By Lindsey Ziliak
Tribune staff writer
These days, Peru High School Principal Kenneth Hanson often finds himself coming to school earlier or staying later than usual to make sure emails from teachers, parents or colleagues don’t pile up and go unanswered.
He used to be able to take care of administrative tasks like that during the school day.
But now, he’s finding that he just doesn’t have the time, he said.
This year, the Indiana Department of Education mandated that schools across the state implement evaluations that measure teacher effectiveness.
Local administrators say the evaluations demand a lot of their time, but spending more time in the classrooms with their teachers is proving to be a valuable lesson.
Hanson said the evaluation was process was time consuming, “but it’s a good thing.”
Peru High School, like many other schools in the area, adopted the state’s evaluation model, which requires at least five visits to every teacher’s classroom each year.
That’s two one-hour visits and three 20-minute observations.
With 45 teachers at the high school, that means a minimum of 135 hours inside classrooms.
And sometimes, those five evaluations aren’t enough. Hanson said he and his assistant principal have to make sure they have an accurate picture of what a teacher can do in the classroom. If that means an extra observation or two, then they will do that.
Hanson said ideally he would fit at least one visit in every day.
“That would be a goal,” he said. “That would be great, but that doesn’t happen. Some weeks I schedule four or five evaluations. Others, none. Some afternoons I’ll have a meeting cancel, and I’ll try to fit one in.”
Northwestern Elementary School Principal Ron Owings said that’s just the life of an administrator.
His first two evaluations of the school year had to be canceled because an emergency came up moments before the scheduled observations.
“Things pop up, like a supply issue or a student who got hurt on the playground,” Owings said.
The key is learning to prioritize.
Owings said he’s learned to say “no” sometimes.
Parents or colleagues will often come to him with questions. There are times now he won’t respond to them for two or three days because the evaluations come first.
Hanson said schools have always done evaluations. It’s just the quantity of them that’s changed this year.
Before, teachers were on a rotation. Not every one was evaluated every year. That is no longer the case.
Owings said the new requirements hold his feet to the fire, which is a good thing.
“It was easy to make excuses before,” he said. “We let other things get in the way of the visits.”
Dave Barnes, director of communications for Kokomo-Center Schools, said he remembers being a full-time teacher years ago. There were times, he said, when he didn’t see an administrator in his classroom for two or three years.
Gone are those days.
Kokomo-Center Schools adopted its own evaluation model, which calls for fewer classroom observations. But the district has found a way to bring the classroom to administrators.
Part of their model requires teachers to create a portfolio that provides evidence of what they’re doing in their classroom and why, said Mike Sargent, director of evaluations for the district.
Teachers will take photos of classroom projects and make copies of lesson plans.
Sargent said the portfolios help him understand the content of the class and the preparation that went into the lessons.

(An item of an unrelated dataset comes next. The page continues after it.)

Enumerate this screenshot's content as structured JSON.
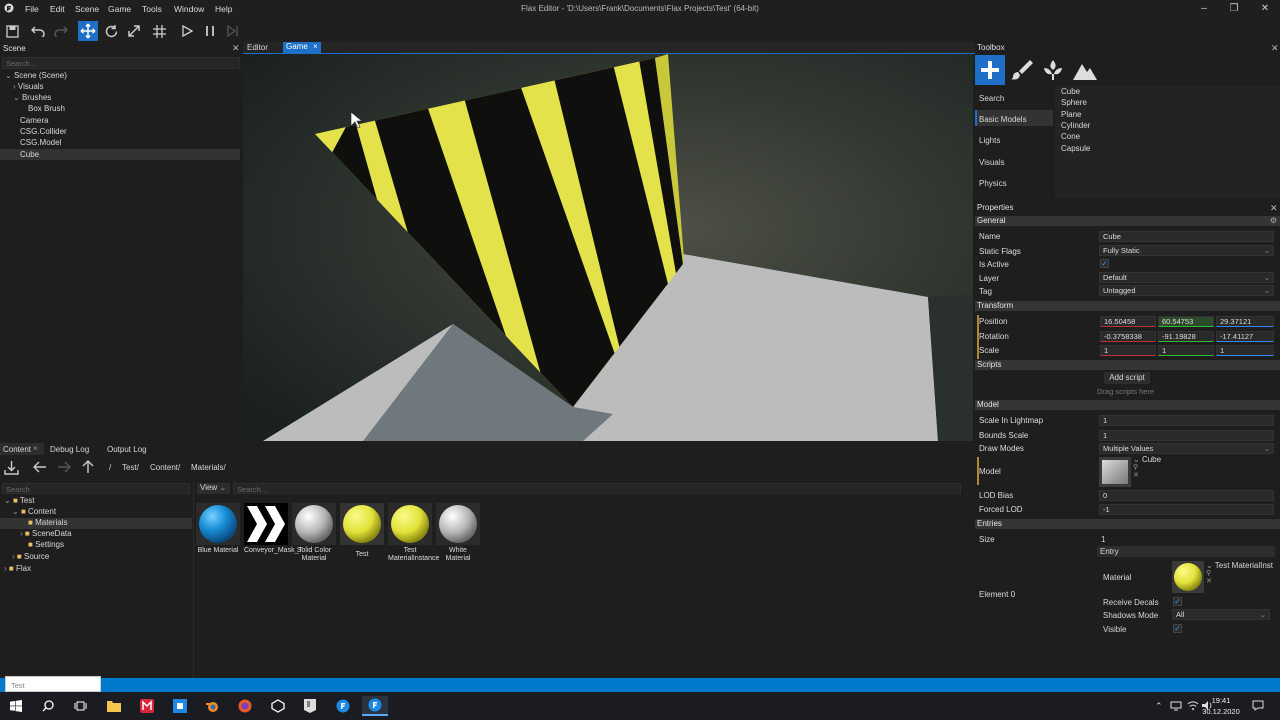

So when he goes into the class he doesn’t feel the pressure of trying to capture a hundred things in 20 minutes.
It allows him to focus on how the instructor is teaching, he said. Does the teacher reach all students? Is he or she differentiating instruction? Is the teacher asking the right questions?
“It’s about the entire teaching method, not just a walk through,” he said.
Another piece of the KCS evaluation tool is one-on-one meetings with teachers.
Principals have them with every teacher three times a year to discuss the evaluation and where they stand. “The conversations we’ve had have been great,” he said.
And those discussions on how to become better teachers are happening more often, Sargent said.
Teachers turn to one another to get pointers on reaching more students. At Central Middle School, where Sargent is still principal, teachers look to him for help, too.
“At least two or three times a day at Central, I have conversations with teachers about evaluations,” he said.
Has it caused more work for him? Yes. Any change requires a bigger time commitment, he said.
But he’s back to doing what he loves to do as a principal — serving as a curriculum coach of sorts.
It’s too easy to get caught up in the management side of his job, he said.
“We’re spending more time in the classroom than ever before,” he said. “There are some really neat benefits to that. You get more interaction with kids. I feel more in touch with our teachers and students.”